Data

The IPOC Creep data are available upon request via http://doi.org/10.5880/GFZ.1.1.2017.001.

Partners and People

People involved: Pia Victor (PI), Thomas Ziegenhagen (chief technician), Gabriel Gonzalez (UCN), Pablo Salazar (UCN), Monika Sobiesiak (seismologist), Onno Oncken

Students: Matthias Kemter [student assistant and master thesis (2015/2016/completed 2017)], Ariane Müting (student assistant, 2017 ongoing), Christoph Bach (diploma thesis 2010)

Partner institutions: Universidad Católica del Norte, GFZ German Resarch Centre for Geosciences

 

Selected Publications

Gassenmeier, M., C. Sens-Schönfelder, T. Eulenfeld, M. Bartsch, P. Victor, F. J. Tilmann, and M. Korn (2016), Field observations of seismic velocity changes caused by shaking-induced damage and healing due to mesoscopic nonlinearity, Geophysical Journal International, 204(3), 1490–1502, http://doi.org/10.1093/gji/ggv529
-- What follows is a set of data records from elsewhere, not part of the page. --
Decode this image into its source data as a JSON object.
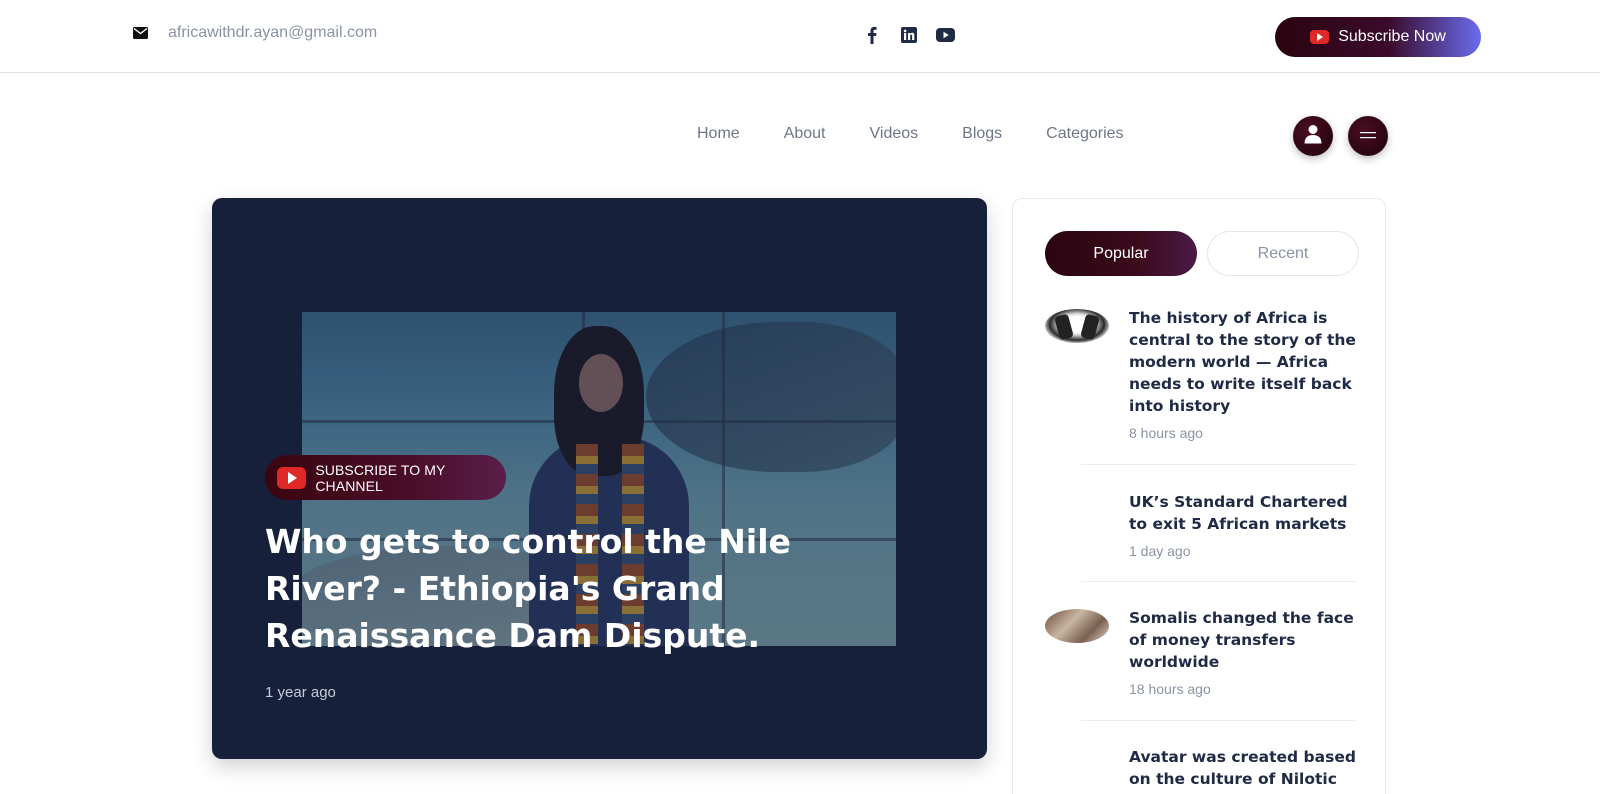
{
  "topbar": {
    "email": "africawithdr.ayan@gmail.com",
    "icons": {
      "mail": "envelope-icon",
      "facebook": "facebook-icon",
      "linkedin": "linkedin-icon",
      "youtube": "youtube-icon"
    },
    "subscribe_label": "Subscribe Now"
  },
  "nav": {
    "items": [
      "Home",
      "About",
      "Videos",
      "Blogs",
      "Categories"
    ],
    "user_icon": "user-icon",
    "menu_icon": "hamburger-menu-icon"
  },
  "hero": {
    "channel_label": "SUBSCRIBE TO MY CHANNEL",
    "title": "Who gets to control the Nile River? - Ethiopia's Grand Renaissance Dam Dispute.",
    "time": "1 year ago"
  },
  "sidebar": {
    "tabs": [
      "Popular",
      "Recent"
    ],
    "active_tab": "Popular",
    "posts": [
      {
        "title": "The history of Africa is central to the story of the modern world — Africa needs to write itself back into history",
        "time": "8 hours ago"
      },
      {
        "title": "UK’s Standard Chartered to exit 5 African markets",
        "time": "1 day ago"
      },
      {
        "title": "Somalis changed the face of money transfers worldwide",
        "time": "18 hours ago"
      },
      {
        "title": "Avatar was created based on the culture of Nilotic",
        "time": ""
      }
    ]
  },
  "colors": {
    "brand_dark": "#2a0510",
    "brand_gradient_end": "#6a6cf0",
    "hero_bg": "#16203a",
    "youtube_red": "#e02828",
    "heading": "#1f2a44",
    "muted": "#8a93a3"
  }
}
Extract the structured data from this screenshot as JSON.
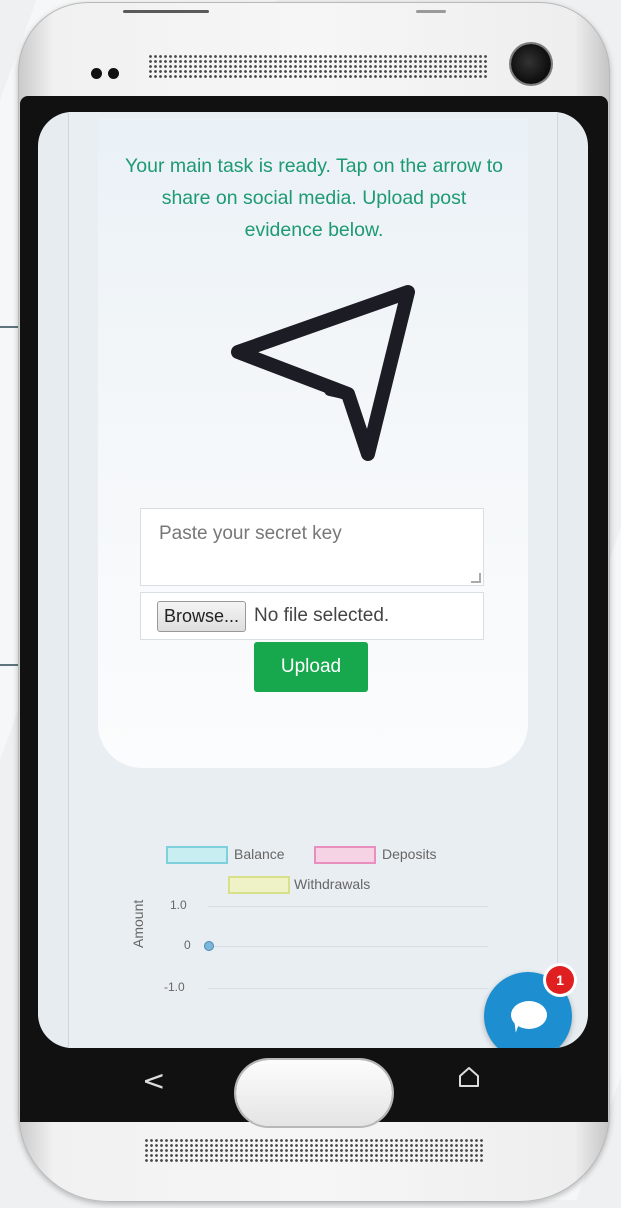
{
  "task": {
    "message": "Your main task is ready. Tap on the arrow to share on social media. Upload post evidence below.",
    "accent_color": "#1d9a72"
  },
  "form": {
    "secret_key_placeholder": "Paste your secret key",
    "browse_label": "Browse...",
    "file_status": "No file selected.",
    "upload_label": "Upload",
    "upload_color": "#17a84e"
  },
  "chart_data": {
    "type": "line",
    "series": [
      {
        "name": "Balance",
        "color": "#7fd0dd",
        "values": [
          0
        ]
      },
      {
        "name": "Deposits",
        "color": "#e98fbf",
        "values": [
          0
        ]
      },
      {
        "name": "Withdrawals",
        "color": "#d8e08a",
        "values": [
          0
        ]
      }
    ],
    "ylabel": "Amount",
    "yticks": [
      "1.0",
      "0",
      "-1.0"
    ],
    "ylim": [
      -1.0,
      1.0
    ],
    "legend_position": "top"
  },
  "chat": {
    "badge_count": "1"
  },
  "nav": {
    "back_glyph": "<"
  }
}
Shirzaei, M., Bürgmann, R., Oncken, O., Walter, T., Victor, P., Ewiak, O. (2012): Response of forearc crustal faults to the megathrust earthquake cycle: InSAR evidence from Mejillones Peninsula, Northern Chile. Earth and Planetary Science Letters, 333-334, 157-164, http://doi.org/10.1016/j.epsl.2012.04.001

Victor, P., Kemter, M., Ewiak, O., Ziegenhagen, T., Oncken, O., Gonzalez, G. (2016): Unterschätzte Unbekannte – Aktive Störungen in der Oberplatte großer Subduktionssysteme. - System Erde, 6, 2, pp. 30—35. http://doi.org/10.2312/GFZ.syserde.06.02.5

 

Contact

Pia Victor